== TASK INPUTS

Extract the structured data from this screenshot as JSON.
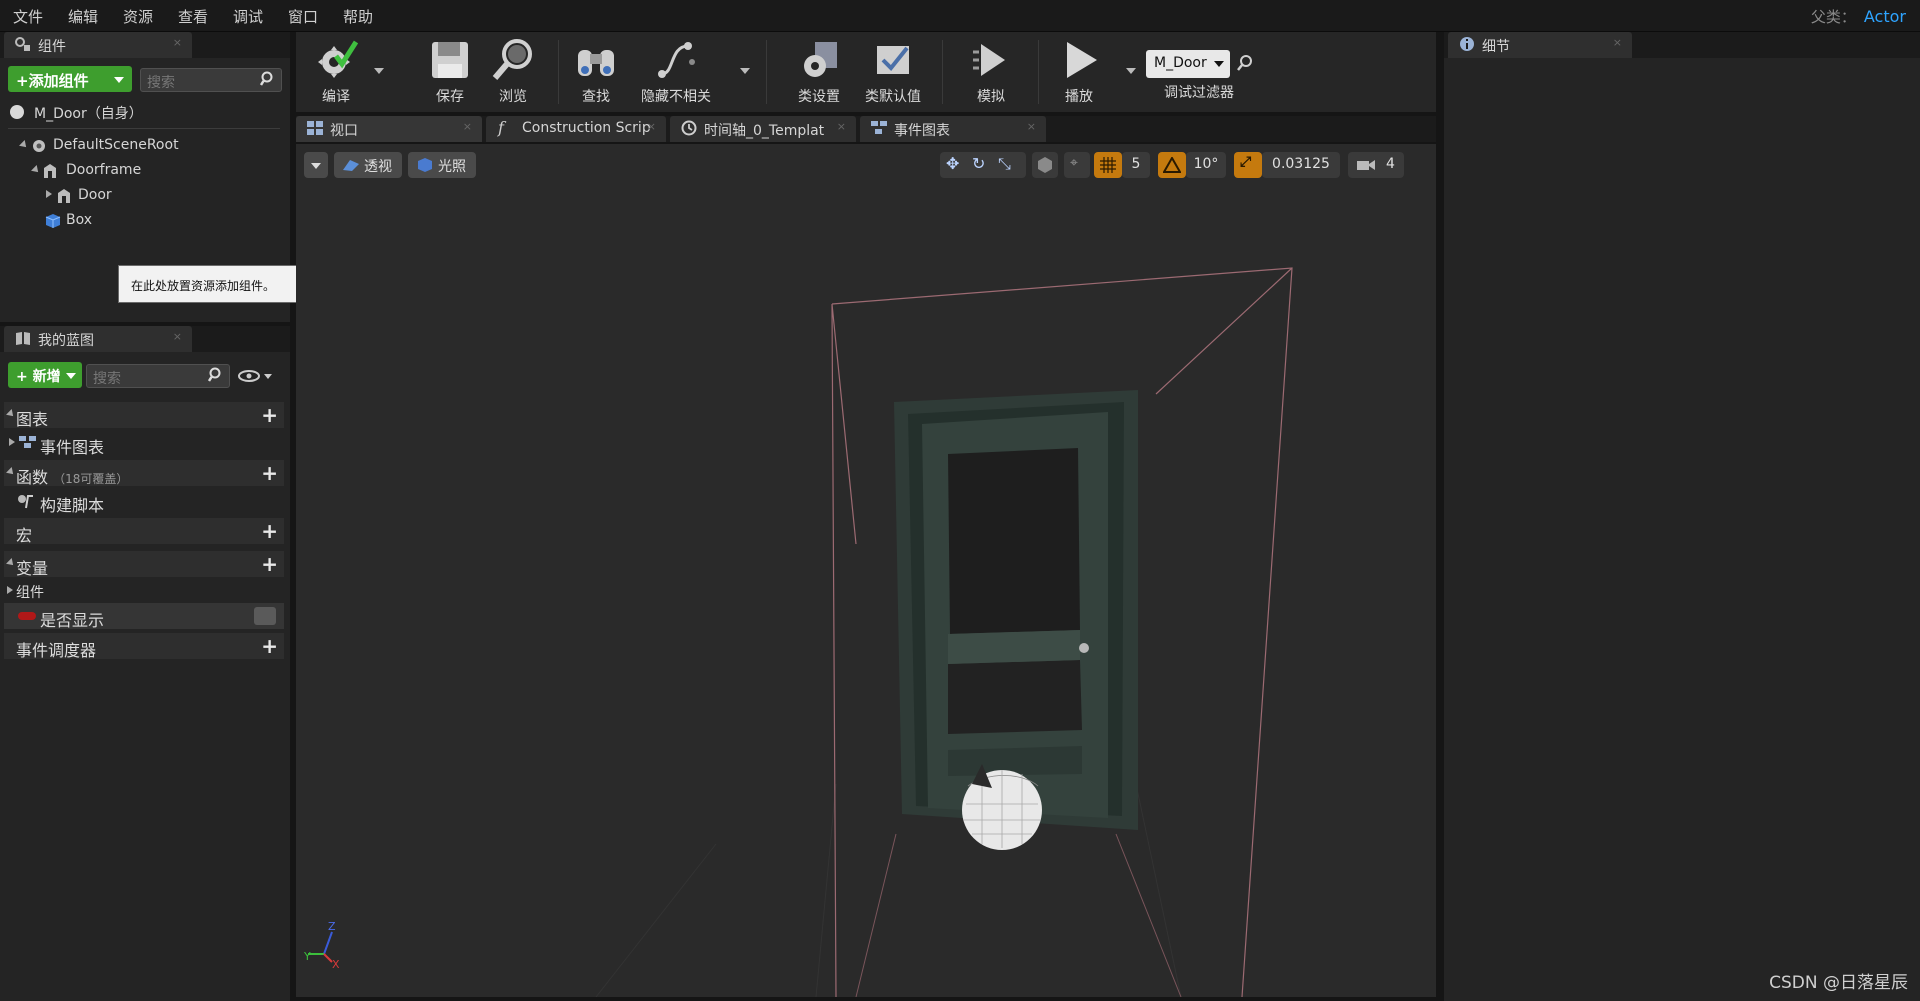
{
  "menubar": {
    "items": [
      "文件",
      "编辑",
      "资源",
      "查看",
      "调试",
      "窗口",
      "帮助"
    ],
    "parent_class_label": "父类：",
    "parent_class_value": "Actor"
  },
  "components_panel": {
    "tab_label": "组件",
    "add_component_label": "+添加组件",
    "search_placeholder": "搜索",
    "self_item": "M_Door（自身）",
    "tree": [
      "DefaultSceneRoot",
      "Doorframe",
      "Door",
      "Box"
    ],
    "tooltip": "在此处放置资源添加组件。"
  },
  "my_blueprint": {
    "tab_label": "我的蓝图",
    "new_label": "新增",
    "search_placeholder": "搜索",
    "sections": {
      "graphs": "图表",
      "event_graph": "事件图表",
      "functions": "函数",
      "functions_note": "（18可覆盖）",
      "construction_script": "构建脚本",
      "macros": "宏",
      "variables": "变量",
      "components": "组件",
      "is_visible": "是否显示",
      "event_dispatchers": "事件调度器"
    }
  },
  "toolbar": {
    "compile": "编译",
    "save": "保存",
    "browse": "浏览",
    "find": "查找",
    "hide_unrelated": "隐藏不相关",
    "class_settings": "类设置",
    "class_defaults": "类默认值",
    "simulate": "模拟",
    "play": "播放",
    "debug_object": "M_Door",
    "debug_filter": "调试过滤器"
  },
  "editor_tabs": {
    "viewport": "视口",
    "construction_script": "Construction Scrip",
    "timeline": "时间轴_0_Templat",
    "event_graph": "事件图表"
  },
  "viewport": {
    "perspective": "透视",
    "lit": "光照",
    "grid_snap": "5",
    "rotation_snap": "10°",
    "scale_snap": "0.03125",
    "camera_speed": "4",
    "axis_labels": [
      "Z",
      "Y",
      "X"
    ]
  },
  "details_panel": {
    "tab_label": "细节"
  },
  "watermark": "CSDN @\u0001\u0001\u0001日落星辰\u0001\u0001\u0001",
  "colors": {
    "accent_blue": "#2ea4ff",
    "green_button": "#3e9e2e",
    "snap_orange": "#c57a0e",
    "bounds_line": "#9c6a72"
  }
}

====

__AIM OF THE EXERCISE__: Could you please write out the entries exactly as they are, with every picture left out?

__EXPECTED ANSWER__:
Extract the structured data from this screenshot as JSON.
{
  "menubar": {
    "items": [
      "文件",
      "编辑",
      "资源",
      "查看",
      "调试",
      "窗口",
      "帮助"
    ],
    "parent_class_label": "父类：",
    "parent_class_value": "Actor"
  },
  "components_panel": {
    "tab_label": "组件",
    "add_component_label": "+添加组件",
    "search_placeholder": "搜索",
    "self_item": "M_Door（自身）",
    "tree": [
      "DefaultSceneRoot",
      "Doorframe",
      "Door",
      "Box"
    ],
    "tooltip": "在此处放置资源添加组件。"
  },
  "my_blueprint": {
    "tab_label": "我的蓝图",
    "new_label": "新增",
    "search_placeholder": "搜索",
    "sections": {
      "graphs": "图表",
      "event_graph": "事件图表",
      "functions": "函数",
      "functions_note": "（18可覆盖）",
      "construction_script": "构建脚本",
      "macros": "宏",
      "variables": "变量",
      "components": "组件",
      "is_visible": "是否显示",
      "event_dispatchers": "事件调度器"
    }
  },
  "toolbar": {
    "compile": "编译",
    "save": "保存",
    "browse": "浏览",
    "find": "查找",
    "hide_unrelated": "隐藏不相关",
    "class_settings": "类设置",
    "class_defaults": "类默认值",
    "simulate": "模拟",
    "play": "播放",
    "debug_object": "M_Door",
    "debug_filter": "调试过滤器"
  },
  "editor_tabs": {
    "viewport": "视口",
    "construction_script": "Construction Scrip",
    "timeline": "时间轴_0_Templat",
    "event_graph": "事件图表"
  },
  "viewport": {
    "perspective": "透视",
    "lit": "光照",
    "grid_snap": "5",
    "rotation_snap": "10°",
    "scale_snap": "0.03125",
    "camera_speed": "4",
    "axis_labels": [
      "Z",
      "Y",
      "X"
    ]
  },
  "details_panel": {
    "tab_label": "细节"
  },
  "watermark": "CSDN @\u0001\u0001\u0001日落星辰\u0001\u0001\u0001",
  "colors": {
    "accent_blue": "#2ea4ff",
    "green_button": "#3e9e2e",
    "snap_orange": "#c57a0e",
    "bounds_line": "#9c6a72"
  }
}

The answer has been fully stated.